TASK BRIEF -> Please report every line in the material below where the word "JSON" is found.

SUPPLIED DATA ->

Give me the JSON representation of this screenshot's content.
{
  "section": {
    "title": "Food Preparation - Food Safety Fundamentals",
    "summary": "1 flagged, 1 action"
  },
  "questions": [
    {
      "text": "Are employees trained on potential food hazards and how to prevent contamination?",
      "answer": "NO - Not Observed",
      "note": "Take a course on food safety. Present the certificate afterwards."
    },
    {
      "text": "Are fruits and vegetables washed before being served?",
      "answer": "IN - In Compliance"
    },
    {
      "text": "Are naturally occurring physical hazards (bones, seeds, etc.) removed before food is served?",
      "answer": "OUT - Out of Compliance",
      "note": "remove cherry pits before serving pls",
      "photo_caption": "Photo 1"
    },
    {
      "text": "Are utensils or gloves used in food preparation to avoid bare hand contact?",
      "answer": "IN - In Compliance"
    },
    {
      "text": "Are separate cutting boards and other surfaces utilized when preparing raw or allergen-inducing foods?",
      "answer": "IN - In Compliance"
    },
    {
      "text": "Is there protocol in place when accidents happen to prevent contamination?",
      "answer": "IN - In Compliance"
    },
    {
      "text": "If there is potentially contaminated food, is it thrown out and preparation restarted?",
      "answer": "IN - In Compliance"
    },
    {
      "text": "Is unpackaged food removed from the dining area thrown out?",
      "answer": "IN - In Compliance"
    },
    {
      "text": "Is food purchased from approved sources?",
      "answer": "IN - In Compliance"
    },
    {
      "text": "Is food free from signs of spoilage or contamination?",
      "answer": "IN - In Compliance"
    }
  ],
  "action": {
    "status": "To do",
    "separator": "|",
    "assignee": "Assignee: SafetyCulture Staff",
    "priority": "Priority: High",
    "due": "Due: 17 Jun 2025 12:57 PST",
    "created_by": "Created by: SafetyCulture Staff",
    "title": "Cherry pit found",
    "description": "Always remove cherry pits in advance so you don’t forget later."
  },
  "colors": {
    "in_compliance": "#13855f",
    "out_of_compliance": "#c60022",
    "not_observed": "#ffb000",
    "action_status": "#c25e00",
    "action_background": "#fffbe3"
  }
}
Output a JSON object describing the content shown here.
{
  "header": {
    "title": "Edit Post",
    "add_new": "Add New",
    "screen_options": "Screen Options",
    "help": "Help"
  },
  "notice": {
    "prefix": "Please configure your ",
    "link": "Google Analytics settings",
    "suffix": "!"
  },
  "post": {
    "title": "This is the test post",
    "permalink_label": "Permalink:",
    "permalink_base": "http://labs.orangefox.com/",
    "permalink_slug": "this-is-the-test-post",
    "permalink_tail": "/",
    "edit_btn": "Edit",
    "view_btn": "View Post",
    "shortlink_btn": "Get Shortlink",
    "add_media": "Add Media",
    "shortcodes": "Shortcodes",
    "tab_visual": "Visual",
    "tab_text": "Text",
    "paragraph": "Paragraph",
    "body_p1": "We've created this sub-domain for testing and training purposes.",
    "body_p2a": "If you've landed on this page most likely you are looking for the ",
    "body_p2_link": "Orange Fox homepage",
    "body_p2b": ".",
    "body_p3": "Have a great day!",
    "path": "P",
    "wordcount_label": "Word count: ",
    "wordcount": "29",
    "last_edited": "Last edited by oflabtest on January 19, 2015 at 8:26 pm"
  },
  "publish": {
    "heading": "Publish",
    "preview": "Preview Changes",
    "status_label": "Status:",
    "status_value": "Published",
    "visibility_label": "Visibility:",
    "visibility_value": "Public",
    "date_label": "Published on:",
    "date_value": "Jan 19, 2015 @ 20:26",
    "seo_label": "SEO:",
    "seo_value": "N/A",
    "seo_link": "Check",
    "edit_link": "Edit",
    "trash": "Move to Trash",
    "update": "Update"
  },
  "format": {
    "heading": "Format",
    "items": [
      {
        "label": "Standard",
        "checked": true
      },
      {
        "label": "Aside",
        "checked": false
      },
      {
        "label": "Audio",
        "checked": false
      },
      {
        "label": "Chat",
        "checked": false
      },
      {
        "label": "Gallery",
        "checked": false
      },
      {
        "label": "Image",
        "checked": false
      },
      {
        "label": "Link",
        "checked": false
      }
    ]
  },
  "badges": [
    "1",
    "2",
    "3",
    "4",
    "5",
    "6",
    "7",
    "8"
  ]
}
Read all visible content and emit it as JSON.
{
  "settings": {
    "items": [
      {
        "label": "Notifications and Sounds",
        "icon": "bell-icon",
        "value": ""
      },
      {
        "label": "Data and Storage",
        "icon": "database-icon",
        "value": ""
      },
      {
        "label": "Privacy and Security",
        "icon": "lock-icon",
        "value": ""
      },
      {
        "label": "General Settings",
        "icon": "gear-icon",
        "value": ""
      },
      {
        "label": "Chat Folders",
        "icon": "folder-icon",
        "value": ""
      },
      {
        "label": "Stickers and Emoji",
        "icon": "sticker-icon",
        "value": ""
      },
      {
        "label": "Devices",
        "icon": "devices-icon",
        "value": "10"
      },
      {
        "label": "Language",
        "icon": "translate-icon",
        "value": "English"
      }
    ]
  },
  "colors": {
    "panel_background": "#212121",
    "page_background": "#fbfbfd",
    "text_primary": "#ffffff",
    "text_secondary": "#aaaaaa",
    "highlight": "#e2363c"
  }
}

OUTPUT BELOW ->
Give me the JSON representation of this screenshot's content.
Output a JSON object describing the content shown here.
Read all visible content and emit it as JSON.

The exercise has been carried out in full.